## [Instructions for the task]
Where a line of the entries holds the string "request", copy that line.
** Recorded data follows **
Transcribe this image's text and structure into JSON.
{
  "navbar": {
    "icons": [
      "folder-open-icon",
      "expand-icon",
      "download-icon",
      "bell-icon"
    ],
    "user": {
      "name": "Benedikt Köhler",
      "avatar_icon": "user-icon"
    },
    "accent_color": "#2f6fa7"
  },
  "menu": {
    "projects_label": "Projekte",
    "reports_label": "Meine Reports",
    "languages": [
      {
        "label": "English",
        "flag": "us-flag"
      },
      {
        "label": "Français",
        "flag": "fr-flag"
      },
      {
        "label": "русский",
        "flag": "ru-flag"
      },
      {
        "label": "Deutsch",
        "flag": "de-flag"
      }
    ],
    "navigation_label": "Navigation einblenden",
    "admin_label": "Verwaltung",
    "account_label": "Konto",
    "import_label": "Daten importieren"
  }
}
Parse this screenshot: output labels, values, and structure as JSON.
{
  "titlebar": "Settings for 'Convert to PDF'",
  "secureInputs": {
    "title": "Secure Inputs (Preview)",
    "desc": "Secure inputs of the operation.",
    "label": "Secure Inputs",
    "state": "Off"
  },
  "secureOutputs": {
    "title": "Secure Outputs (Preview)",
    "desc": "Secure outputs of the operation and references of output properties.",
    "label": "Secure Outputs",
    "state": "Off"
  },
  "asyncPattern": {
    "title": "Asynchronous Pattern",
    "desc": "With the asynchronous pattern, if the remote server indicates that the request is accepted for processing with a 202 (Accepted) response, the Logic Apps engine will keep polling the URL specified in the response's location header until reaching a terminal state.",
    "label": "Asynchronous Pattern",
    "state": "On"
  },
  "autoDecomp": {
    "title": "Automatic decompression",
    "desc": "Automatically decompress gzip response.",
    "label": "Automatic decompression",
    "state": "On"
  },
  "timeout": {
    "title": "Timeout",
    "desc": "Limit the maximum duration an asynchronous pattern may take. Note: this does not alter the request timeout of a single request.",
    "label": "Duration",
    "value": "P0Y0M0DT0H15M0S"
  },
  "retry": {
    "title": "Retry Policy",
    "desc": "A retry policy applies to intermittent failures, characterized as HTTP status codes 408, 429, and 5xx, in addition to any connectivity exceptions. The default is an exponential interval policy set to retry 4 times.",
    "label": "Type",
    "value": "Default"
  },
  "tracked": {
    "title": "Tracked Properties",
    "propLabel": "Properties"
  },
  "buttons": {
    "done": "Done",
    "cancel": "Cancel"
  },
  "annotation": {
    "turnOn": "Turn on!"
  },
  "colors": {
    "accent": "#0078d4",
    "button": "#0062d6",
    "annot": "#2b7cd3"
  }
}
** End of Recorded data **
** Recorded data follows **
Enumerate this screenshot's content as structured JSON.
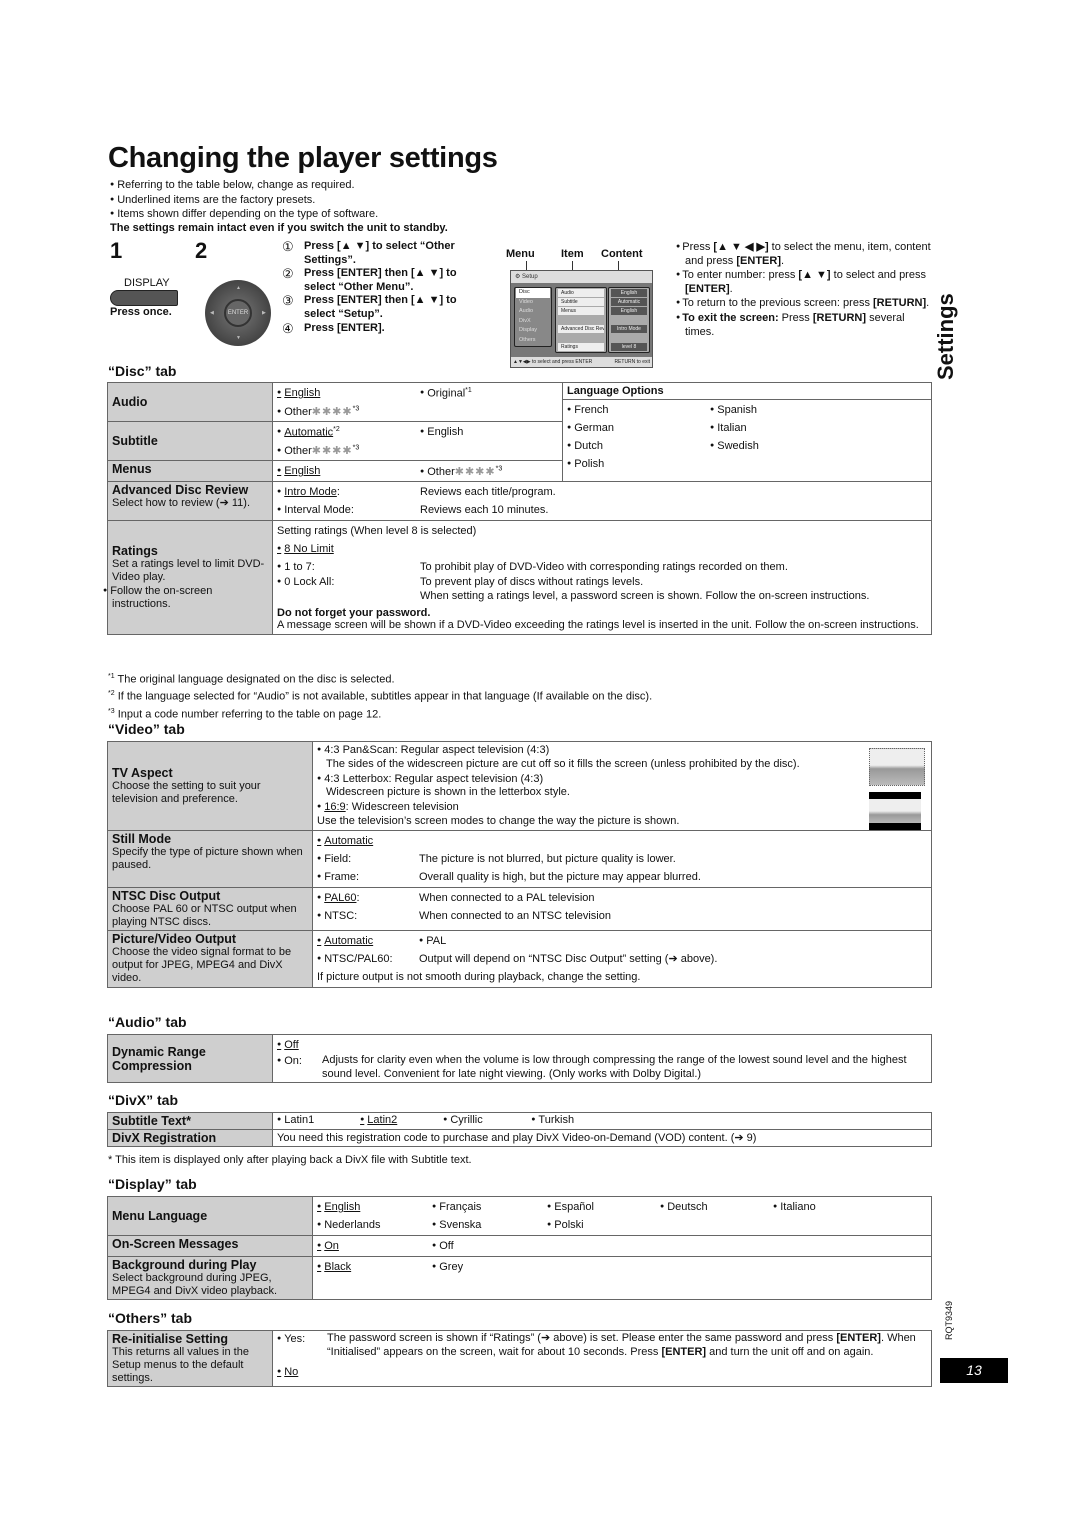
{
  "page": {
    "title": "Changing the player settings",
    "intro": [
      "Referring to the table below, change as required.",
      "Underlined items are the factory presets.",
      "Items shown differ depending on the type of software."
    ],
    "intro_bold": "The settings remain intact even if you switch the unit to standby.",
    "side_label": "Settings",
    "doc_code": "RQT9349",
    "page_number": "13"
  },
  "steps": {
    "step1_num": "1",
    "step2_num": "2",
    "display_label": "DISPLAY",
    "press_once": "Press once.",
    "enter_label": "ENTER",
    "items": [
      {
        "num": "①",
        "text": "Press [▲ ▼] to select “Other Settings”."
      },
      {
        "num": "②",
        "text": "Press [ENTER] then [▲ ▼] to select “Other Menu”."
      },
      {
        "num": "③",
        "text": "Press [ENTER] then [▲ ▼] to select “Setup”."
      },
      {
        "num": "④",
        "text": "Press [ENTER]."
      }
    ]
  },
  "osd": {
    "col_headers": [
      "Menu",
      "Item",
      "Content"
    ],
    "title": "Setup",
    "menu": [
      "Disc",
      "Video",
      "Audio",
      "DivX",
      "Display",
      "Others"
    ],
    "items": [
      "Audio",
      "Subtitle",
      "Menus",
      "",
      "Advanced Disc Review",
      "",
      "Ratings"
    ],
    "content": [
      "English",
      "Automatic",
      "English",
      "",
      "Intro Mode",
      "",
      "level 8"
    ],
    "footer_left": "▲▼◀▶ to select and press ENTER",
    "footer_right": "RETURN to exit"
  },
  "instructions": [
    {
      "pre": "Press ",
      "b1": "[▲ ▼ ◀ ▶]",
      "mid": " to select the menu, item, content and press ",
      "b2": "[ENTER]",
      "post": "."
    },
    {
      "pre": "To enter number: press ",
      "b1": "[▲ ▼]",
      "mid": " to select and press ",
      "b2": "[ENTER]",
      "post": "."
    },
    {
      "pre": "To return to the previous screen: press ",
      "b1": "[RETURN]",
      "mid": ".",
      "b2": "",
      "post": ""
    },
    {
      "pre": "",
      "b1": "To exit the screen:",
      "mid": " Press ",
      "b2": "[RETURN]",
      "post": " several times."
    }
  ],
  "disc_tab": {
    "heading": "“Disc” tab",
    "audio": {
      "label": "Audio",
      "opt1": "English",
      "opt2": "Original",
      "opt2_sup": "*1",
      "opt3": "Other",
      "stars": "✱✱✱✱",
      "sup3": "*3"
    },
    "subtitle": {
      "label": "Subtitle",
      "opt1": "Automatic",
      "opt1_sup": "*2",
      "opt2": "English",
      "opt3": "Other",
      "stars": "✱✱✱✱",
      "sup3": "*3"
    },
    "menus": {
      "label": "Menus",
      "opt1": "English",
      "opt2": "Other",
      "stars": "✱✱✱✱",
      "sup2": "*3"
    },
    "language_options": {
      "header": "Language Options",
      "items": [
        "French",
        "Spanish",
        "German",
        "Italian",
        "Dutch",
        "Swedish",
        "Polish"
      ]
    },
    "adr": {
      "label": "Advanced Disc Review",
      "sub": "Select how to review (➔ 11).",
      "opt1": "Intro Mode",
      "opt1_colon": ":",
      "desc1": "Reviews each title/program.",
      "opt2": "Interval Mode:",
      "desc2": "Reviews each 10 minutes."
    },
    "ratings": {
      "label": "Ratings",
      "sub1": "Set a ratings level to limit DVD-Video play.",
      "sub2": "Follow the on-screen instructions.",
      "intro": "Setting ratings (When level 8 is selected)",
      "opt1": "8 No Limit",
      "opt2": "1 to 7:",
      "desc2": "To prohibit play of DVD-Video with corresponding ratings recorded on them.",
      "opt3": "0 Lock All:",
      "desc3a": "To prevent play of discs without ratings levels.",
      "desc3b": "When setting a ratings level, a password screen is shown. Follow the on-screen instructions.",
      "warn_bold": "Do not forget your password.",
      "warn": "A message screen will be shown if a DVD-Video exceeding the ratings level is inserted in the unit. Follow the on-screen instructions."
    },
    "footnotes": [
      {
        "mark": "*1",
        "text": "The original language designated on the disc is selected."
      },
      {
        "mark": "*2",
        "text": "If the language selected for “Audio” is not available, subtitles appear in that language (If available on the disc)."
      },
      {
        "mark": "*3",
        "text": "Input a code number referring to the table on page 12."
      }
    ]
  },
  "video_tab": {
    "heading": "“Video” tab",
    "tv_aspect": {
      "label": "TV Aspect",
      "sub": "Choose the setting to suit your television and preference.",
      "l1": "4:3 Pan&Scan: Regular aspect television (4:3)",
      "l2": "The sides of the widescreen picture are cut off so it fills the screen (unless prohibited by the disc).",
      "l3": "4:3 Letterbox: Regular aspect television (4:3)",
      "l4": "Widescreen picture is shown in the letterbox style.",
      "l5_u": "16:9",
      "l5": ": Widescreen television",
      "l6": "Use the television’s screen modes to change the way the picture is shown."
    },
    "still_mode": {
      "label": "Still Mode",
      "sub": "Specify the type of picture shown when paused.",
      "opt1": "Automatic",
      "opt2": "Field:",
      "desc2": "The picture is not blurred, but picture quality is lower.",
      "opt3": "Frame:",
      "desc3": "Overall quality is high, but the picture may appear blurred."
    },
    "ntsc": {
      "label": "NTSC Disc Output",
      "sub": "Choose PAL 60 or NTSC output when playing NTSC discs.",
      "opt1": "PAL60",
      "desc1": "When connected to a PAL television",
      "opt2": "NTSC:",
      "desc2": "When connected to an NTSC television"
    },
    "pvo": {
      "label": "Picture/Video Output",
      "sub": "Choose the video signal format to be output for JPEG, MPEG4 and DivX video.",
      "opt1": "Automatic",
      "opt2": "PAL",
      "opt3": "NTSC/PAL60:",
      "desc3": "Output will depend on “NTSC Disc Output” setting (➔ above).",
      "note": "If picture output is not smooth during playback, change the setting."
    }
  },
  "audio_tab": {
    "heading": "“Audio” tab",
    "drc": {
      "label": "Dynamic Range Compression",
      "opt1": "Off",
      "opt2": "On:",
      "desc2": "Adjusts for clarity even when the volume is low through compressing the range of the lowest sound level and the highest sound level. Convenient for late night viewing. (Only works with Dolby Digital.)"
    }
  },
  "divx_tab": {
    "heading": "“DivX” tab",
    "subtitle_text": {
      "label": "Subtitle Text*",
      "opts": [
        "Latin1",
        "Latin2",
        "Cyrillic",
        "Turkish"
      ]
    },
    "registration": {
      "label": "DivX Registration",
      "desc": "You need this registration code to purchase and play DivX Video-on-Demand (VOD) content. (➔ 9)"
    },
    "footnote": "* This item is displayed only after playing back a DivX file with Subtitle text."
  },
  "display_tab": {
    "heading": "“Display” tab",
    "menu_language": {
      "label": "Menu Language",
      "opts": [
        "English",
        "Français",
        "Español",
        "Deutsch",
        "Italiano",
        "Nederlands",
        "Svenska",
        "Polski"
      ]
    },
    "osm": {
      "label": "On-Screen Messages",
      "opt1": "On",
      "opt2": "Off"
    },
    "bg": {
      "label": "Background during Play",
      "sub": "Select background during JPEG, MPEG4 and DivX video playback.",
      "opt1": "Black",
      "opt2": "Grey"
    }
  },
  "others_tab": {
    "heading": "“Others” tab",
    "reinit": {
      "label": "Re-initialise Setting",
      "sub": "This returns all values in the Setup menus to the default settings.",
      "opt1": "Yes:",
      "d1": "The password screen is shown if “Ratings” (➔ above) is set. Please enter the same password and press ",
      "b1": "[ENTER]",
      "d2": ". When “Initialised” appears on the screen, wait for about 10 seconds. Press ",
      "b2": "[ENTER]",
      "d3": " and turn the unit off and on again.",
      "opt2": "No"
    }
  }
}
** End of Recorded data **
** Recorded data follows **
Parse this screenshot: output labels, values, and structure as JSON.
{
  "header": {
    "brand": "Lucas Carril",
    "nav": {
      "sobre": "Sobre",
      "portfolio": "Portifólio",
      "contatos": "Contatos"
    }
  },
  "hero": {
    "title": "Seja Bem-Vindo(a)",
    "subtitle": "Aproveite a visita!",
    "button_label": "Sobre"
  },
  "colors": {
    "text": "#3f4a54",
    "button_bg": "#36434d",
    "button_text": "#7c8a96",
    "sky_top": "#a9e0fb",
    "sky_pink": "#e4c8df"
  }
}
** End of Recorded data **
## [Answer to this exercise]
    "desc": "With the asynchronous pattern, if the remote server indicates that the request is accepted for processing with a 202 (Accepted) response, the Logic Apps engine will keep polling the URL specified in the response's location header until reaching a terminal state.",
    "desc": "Limit the maximum duration an asynchronous pattern may take. Note: this does not alter the request timeout of a single request.",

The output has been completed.